But if you don’t have the time, access to company info, and money you can stand to lose, consider investing elsewhere.
I personally don’t hold any penny stocks. I dabbled in a few cheap stocks early on in my investing career (a handful of shares on Webull), I lost money most of the time.
Now, I do a lot of buy-and-hold investing because babysitting stocks for quick, one-day jumps isn’t how I like to monitor my investments. I’d rather wait for compound interest to work its magic on tried-and-true equities than to take on the extra risk penny stocks represent.
If you insist on investing in penny stocks, keep a few principles in mind:
- Penny stocks are a speculative investment and should NOT be a part of your retirement or long-term investment strategy. The bulk of your long-term investments should be in well-established asset classes like stocks, bonds, or real estate.
- Only invest as much in penny stocks as you are willing to lose. Playing penny stocks is risky, just like a trip to the casino, and should be treated as such.
- Know that the odds are against you. While you may have heard stories of your brother-in-law’s nephew’s girlfriend who struck it rich, you won’t hear the sad stories of many more people who are too embarrassed to mention that they lost most of the value of their investments in penny stocks.
A Viable Alternative to Penny Stocks
If you are strapped for cash but still eager to invest, consider looking for cheaper stocks on the NYSE. You can sign up with a mobile trading app like M1 Finance to find dozens of inexpensive stocks that are issued by legitimate companies.
Look for industries that have taken a temporary dive but are poised to make a comeback (like tourism-based companies during COVID-19), or small companies with great growth potential.
I snagged Zynga (ZNGA, an up-and-coming mobile gaming company) for $8.20, and I’ve made a 20% return in just a few months of owning it. I also bought Southwest Airlines stock (LUV for $38 during the pandemic. If I’d held onto it until now, I’d have made a 157% return!
If the price of investing seems too high with normal stocks, note that M1 Finance, Robinhood, and other trading apps also offer fractional shares—small slices of stocks, which make behemoths like Amazon and Berkshire Hathaway affordable investments for everyone.
The Bottom Line
Due to their cheap cost and potential for high returns, penny stocks can be very enticing—particularly to new investors that don’t understand the risks involved.
Penny stocks aren’t just baby companies, poised to grow; they are often cheaply priced because they don’t meet the standards of the New York Stock Exchange.
Their low trading volume, lack of liquidity, and loose regulatory requirements make penny stocks a speculative investment. A few penny stocks do go on to make it big, but many do not.

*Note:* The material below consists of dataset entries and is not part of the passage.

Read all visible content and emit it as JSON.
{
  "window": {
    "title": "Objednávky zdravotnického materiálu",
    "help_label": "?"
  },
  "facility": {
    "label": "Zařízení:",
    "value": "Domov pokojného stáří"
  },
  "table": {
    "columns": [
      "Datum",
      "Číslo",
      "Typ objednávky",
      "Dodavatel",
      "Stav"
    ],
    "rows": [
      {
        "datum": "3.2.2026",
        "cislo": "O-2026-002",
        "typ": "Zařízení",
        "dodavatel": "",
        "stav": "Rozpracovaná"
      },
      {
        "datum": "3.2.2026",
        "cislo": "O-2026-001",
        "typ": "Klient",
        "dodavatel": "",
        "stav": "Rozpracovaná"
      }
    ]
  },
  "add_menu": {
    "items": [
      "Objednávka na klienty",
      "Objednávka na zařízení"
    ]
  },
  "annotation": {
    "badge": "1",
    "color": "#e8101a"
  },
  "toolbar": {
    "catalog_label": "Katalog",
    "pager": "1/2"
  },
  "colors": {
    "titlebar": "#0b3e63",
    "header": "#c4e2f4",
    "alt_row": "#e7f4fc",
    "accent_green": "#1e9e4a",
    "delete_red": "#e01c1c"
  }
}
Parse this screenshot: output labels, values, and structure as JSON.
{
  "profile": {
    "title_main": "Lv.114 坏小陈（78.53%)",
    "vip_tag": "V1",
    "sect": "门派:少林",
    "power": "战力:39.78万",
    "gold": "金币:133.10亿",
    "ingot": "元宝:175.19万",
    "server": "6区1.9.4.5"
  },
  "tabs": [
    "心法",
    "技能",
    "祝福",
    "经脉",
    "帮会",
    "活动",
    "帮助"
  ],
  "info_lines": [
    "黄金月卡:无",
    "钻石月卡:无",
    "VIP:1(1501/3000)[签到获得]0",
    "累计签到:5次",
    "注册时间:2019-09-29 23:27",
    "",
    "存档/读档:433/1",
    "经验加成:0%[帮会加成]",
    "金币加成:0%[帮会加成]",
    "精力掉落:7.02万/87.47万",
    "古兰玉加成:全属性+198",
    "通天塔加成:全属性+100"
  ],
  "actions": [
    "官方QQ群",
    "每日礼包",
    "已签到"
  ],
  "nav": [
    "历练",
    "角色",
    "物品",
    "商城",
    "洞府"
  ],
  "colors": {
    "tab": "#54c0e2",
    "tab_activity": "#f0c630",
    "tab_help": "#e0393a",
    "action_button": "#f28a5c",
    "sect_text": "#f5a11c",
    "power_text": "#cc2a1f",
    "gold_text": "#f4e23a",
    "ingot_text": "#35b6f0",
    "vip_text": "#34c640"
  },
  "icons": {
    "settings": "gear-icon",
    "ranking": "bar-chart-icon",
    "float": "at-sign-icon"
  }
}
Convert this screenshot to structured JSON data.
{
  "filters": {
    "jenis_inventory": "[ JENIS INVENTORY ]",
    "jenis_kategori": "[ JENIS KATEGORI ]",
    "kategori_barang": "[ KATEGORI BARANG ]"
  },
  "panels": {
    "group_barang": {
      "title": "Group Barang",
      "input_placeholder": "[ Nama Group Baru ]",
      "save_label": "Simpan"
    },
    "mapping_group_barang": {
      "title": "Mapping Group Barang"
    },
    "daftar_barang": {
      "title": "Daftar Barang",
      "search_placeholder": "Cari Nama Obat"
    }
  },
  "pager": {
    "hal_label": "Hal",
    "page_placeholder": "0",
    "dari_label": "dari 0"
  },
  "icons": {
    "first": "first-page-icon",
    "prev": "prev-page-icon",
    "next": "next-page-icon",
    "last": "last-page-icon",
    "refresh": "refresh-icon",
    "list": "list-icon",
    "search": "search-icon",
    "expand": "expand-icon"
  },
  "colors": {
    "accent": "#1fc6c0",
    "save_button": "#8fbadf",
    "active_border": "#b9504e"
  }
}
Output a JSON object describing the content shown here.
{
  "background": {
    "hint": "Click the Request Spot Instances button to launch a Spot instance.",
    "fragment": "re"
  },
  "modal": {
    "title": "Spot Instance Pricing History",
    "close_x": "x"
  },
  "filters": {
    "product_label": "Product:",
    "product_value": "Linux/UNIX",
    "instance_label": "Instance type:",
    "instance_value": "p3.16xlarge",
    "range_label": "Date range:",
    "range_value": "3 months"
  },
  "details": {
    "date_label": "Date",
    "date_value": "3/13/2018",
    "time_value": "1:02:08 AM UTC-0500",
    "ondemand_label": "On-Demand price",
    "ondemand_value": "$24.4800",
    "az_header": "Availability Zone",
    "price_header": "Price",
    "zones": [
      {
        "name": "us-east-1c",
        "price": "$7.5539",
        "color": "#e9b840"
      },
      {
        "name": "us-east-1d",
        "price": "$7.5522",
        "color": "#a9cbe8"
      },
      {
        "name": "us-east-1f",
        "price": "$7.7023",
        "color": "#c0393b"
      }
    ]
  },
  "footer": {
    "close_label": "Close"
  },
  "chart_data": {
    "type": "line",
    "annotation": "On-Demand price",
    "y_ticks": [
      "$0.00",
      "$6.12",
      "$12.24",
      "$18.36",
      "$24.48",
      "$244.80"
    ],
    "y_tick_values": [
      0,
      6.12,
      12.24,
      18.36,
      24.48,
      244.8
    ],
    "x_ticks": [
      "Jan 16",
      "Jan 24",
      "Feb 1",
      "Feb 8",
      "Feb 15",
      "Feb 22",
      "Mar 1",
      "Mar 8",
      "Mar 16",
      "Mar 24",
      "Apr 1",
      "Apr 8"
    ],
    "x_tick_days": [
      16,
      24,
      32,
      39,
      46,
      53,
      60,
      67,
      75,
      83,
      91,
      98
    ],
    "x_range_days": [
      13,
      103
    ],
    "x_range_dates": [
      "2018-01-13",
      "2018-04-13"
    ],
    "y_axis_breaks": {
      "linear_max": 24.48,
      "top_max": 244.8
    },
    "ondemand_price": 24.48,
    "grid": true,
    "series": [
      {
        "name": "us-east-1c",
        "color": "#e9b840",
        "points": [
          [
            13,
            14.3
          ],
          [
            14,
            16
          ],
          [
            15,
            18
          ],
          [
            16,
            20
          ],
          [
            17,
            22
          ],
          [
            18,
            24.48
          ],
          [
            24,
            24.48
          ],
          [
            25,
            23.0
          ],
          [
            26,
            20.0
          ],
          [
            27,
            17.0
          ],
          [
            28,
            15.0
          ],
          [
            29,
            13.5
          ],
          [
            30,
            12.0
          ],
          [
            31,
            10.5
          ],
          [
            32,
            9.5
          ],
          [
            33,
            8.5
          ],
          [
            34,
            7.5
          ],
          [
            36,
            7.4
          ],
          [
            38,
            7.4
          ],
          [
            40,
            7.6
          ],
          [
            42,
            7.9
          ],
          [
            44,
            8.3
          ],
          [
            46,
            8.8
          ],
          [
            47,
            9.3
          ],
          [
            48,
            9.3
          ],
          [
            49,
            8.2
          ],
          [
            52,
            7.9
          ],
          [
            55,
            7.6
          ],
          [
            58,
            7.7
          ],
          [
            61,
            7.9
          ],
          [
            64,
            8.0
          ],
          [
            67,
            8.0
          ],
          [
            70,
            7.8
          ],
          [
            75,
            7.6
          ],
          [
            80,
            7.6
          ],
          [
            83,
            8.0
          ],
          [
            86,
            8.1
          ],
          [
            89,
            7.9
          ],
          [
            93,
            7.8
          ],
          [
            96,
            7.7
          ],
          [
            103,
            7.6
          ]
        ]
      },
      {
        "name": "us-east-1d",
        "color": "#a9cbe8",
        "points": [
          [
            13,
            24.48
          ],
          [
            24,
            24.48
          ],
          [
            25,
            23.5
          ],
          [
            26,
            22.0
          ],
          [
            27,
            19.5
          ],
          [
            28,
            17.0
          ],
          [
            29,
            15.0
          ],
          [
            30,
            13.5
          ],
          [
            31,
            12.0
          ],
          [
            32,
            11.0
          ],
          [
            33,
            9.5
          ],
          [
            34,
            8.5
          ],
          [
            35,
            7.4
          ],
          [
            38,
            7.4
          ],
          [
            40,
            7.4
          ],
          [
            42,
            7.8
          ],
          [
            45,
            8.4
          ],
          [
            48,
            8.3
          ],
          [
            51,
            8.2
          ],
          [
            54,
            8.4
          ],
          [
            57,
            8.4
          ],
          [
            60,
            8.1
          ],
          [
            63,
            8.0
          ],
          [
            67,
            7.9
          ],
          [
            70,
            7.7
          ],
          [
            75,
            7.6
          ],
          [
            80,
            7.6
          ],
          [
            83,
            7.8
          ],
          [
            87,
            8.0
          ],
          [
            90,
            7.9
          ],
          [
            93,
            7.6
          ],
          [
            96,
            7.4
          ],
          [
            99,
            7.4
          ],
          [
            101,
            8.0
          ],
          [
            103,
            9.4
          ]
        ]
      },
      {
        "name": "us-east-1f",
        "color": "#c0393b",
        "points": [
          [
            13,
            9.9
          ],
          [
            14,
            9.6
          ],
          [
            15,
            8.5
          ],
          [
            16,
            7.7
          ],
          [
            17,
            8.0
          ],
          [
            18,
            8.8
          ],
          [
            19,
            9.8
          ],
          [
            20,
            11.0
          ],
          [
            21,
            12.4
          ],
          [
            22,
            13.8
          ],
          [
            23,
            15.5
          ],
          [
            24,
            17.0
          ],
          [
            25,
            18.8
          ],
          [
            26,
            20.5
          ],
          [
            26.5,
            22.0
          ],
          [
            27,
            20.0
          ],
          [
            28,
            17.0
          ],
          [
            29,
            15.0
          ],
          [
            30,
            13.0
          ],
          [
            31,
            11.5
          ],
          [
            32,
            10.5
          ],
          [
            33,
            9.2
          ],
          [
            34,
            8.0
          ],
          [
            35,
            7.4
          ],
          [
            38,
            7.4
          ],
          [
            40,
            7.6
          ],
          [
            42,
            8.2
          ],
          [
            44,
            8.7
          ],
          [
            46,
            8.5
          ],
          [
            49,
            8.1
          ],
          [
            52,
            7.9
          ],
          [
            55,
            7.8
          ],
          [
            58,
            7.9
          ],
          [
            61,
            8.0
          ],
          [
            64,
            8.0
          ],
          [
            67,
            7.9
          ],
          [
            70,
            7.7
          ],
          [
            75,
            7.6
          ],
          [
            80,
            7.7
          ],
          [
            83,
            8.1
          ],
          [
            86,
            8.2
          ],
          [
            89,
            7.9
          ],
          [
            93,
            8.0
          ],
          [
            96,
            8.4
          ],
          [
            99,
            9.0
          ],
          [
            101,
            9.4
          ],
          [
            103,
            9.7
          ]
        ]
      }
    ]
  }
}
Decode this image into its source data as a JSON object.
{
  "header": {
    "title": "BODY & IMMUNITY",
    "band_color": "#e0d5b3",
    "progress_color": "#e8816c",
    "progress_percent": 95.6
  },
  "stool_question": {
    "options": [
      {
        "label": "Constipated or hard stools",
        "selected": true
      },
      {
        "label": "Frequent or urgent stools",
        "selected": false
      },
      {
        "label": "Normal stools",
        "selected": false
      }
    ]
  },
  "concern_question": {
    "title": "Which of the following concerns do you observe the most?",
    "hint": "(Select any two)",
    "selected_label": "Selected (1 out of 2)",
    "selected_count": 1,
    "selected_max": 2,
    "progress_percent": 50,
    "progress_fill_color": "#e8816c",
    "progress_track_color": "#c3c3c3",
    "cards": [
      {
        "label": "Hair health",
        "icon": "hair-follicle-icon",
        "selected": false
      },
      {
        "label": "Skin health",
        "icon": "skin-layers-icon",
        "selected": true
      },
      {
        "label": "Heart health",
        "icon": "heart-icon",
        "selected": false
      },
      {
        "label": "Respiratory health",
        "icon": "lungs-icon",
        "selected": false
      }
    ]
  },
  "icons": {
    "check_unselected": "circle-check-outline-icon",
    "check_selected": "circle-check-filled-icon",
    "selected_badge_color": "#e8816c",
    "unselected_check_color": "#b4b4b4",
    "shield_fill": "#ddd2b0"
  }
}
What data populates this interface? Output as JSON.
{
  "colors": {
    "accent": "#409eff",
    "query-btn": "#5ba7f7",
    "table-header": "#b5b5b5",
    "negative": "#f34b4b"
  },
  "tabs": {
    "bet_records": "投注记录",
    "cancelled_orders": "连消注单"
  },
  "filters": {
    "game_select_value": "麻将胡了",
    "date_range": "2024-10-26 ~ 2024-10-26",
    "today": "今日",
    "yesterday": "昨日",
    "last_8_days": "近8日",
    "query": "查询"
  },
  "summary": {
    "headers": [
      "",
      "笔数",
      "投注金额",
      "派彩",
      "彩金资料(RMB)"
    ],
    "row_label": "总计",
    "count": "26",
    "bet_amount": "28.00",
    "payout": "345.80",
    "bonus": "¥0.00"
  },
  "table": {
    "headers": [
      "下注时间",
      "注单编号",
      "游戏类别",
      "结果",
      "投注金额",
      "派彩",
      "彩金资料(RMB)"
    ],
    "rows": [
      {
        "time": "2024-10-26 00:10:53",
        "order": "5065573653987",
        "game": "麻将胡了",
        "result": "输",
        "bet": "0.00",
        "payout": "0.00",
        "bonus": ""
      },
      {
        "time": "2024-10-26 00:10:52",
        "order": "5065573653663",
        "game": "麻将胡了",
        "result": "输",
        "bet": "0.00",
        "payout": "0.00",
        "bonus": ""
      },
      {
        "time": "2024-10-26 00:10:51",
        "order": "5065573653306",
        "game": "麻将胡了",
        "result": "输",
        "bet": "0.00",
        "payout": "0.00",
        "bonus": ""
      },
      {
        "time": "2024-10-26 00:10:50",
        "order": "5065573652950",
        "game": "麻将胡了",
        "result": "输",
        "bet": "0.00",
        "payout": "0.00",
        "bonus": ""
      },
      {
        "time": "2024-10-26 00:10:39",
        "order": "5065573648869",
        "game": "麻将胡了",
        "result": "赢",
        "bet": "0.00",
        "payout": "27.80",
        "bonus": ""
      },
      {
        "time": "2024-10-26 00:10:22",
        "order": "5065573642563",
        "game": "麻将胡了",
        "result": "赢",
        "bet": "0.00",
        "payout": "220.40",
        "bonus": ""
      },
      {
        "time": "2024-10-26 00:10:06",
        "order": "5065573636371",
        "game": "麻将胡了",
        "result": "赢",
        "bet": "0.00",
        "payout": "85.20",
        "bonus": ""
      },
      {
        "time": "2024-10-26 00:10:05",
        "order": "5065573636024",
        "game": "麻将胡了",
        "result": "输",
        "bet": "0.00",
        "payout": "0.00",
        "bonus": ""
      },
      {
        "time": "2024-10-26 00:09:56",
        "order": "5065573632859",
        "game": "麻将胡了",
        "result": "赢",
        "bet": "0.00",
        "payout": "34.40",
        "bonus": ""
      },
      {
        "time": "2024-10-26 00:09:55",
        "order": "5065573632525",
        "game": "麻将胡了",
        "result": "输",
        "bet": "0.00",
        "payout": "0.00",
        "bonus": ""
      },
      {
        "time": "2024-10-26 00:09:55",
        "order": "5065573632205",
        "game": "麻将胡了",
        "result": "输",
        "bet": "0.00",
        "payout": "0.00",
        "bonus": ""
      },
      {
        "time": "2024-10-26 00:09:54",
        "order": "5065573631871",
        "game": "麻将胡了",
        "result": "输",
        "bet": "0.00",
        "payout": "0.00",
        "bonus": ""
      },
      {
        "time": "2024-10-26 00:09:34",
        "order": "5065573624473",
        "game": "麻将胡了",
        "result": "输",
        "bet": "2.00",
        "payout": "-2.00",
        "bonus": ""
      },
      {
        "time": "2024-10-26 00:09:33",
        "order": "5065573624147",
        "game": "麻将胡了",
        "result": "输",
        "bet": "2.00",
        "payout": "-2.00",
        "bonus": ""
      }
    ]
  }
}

Before you spend your hard-earned money, ask yourself why you’re investing in the first place. Are you looking for a quick win for fun and the thrill of the chase, or are you seeking long-term wealth?
If it’s the latter, penny stocks may not be your best bet. Instead, consider buying inexpensive stocks of legitimate companies or fractional shares of more established companies on a trading app like M1 Finance or Acorns.
There are deals to be had on cheaply priced stocks, but don’t assume that what goes down will come back up. As with any investment, do your research to determine if a stock is worth your time and money, even if it only costs pennies.